scientist Henry G. Atkinson, and it expounds that doctrine of
philosophical atheism to which Miss Martineau in Eastern Life
had depicted the course of human belief as tending.
existence of a first cause is not denied, but is declared unknowable,
and the authors, while regarded by others as denying it, certainly
considered themselves to be affirming the doctrine of man's moral
obligation. Atkinson was a zealous exponent of mesmerism. The
prominence given to the topics of mesmerism and clairvoyance heightened
the general disapprobation of the book, which outraged literary
London with its mesmeric evolutionary atheism, causing a lasting
division between Miss Martineau and some of her friends.
published a condensed English language version of the Philosophie
Positive (1853). To the Daily News she contributed regularly from
1852 to 1866. Her Letters from Ireland, written during a visit
to that country in the summer of 1852, appeared in that paper.
She was for many years a contributor to the Westminster Review,
and was one of the little band of supporters whose pecuniary assistance
in 1854 prevented its extinction or forced sale. In the early
part of 1855 Miss Martineau found herself suffering from heart
disease. She now began to write her autobiography, but her life,
which she supposed to be so near its close, was prolonged for
cultivated a tiny farm at Ambleside with success, and her poorer
neighbours owed much to her. Her busy life bore the consistent
impress of two leading characteristics – industry and sincerity.
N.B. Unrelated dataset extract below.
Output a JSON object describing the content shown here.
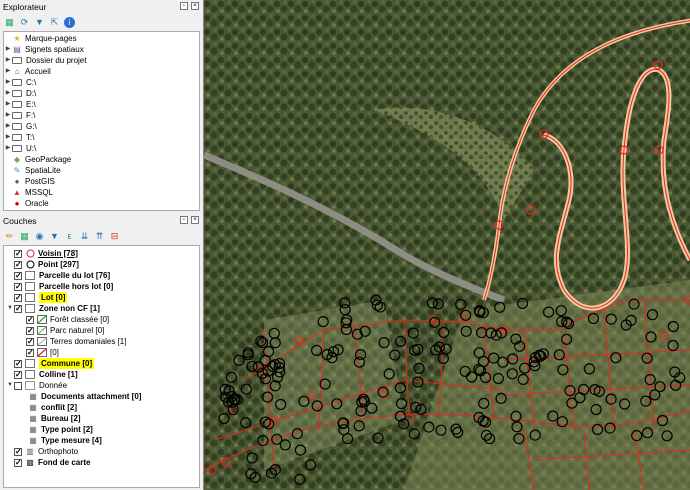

Charles Darwin's book The Origin of Species was published in 1859
Erasmus Darwin sent a copy to his old flame Miss Martineau who
at 58 was still reviewing from her home in the Lake District.
From her "snow landscape" Martineau sent her thanks,
adding that she had previously praised "the quality &
conduct of your brother's mind, but it is an unspeakable satisfaction
to see here the full manifestation of its earnestness & simplicity,
its sagacity, its industry, & the patient power by which it
has collected such a mass of facts, to transmute them by such
sagacious treatment into such portentious knowledge. I should
much like to know how large a proportion of our scientific men
believe he has found a sound road."
wrote to her fellow Malthusian (and atheist) George Holyoake enthusing
"What a book it is! – overthrowing (if true) revealed
Religion on the one hand, & Natural (as far as Final Causes
& Design are concerned) on the other. The range & mass
of knowledge take away one's breath." To Fanny Wedgwood she
wrote "I rather regret that C.D. went out of his way two
or three times to speak of "TheCreator" in the popular
sense of the First Cause.... His subject is the "Origin of
Species" & not the origin of Organisation; & it seems
a needless mischief to have opened the latter speculation at all
– There now! I have delivered my mind."
died at "The Knoll" on 27 June 1876. The verdict which
she recorded on herself in the autobiographical sketch left to
be published by the Daily News has been endorsed by posterity.
She wrote "Her original power was nothing more than was due
to earnestness and intellectual clearness within a certain range.
With small imaginative and suggestive powers, and therefore nothing
approaching to genius, she could see clearly what she did see,
and give a dear expression to what she had to say. In short, she
could popularize while the could neither discover nor invent."